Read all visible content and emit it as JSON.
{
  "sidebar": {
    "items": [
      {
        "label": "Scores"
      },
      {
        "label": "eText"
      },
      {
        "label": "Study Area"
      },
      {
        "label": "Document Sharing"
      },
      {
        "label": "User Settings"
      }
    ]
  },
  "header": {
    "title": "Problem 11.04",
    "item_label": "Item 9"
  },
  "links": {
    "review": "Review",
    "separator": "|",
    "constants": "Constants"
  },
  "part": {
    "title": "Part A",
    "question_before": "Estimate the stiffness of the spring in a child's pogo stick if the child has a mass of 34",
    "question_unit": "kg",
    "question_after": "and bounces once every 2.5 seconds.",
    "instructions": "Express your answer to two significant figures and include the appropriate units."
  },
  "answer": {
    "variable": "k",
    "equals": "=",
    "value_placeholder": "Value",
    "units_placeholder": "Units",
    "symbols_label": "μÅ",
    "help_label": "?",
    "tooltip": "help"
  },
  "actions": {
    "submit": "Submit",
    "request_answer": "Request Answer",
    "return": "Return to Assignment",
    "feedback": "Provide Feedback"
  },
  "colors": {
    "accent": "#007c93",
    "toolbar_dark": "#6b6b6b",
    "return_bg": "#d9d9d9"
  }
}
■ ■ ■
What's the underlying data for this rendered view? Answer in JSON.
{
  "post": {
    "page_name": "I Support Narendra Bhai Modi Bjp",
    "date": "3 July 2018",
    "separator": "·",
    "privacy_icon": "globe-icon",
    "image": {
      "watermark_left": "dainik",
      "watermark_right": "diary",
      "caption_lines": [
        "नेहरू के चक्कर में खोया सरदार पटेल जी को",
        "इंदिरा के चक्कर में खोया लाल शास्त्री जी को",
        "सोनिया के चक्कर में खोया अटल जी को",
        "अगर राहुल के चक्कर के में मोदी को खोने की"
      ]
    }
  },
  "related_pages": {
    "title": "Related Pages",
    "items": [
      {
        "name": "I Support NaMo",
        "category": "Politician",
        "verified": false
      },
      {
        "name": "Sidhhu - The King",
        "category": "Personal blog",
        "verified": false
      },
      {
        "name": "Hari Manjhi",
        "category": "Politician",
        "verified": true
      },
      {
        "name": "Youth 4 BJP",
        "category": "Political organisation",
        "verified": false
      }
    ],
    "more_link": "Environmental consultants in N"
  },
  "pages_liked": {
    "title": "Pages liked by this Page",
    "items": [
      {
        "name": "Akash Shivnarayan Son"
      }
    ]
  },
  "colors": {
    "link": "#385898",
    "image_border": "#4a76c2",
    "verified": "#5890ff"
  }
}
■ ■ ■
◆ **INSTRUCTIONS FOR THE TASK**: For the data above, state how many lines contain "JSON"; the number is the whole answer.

◆ **WRITTEN RESPONSE**: 2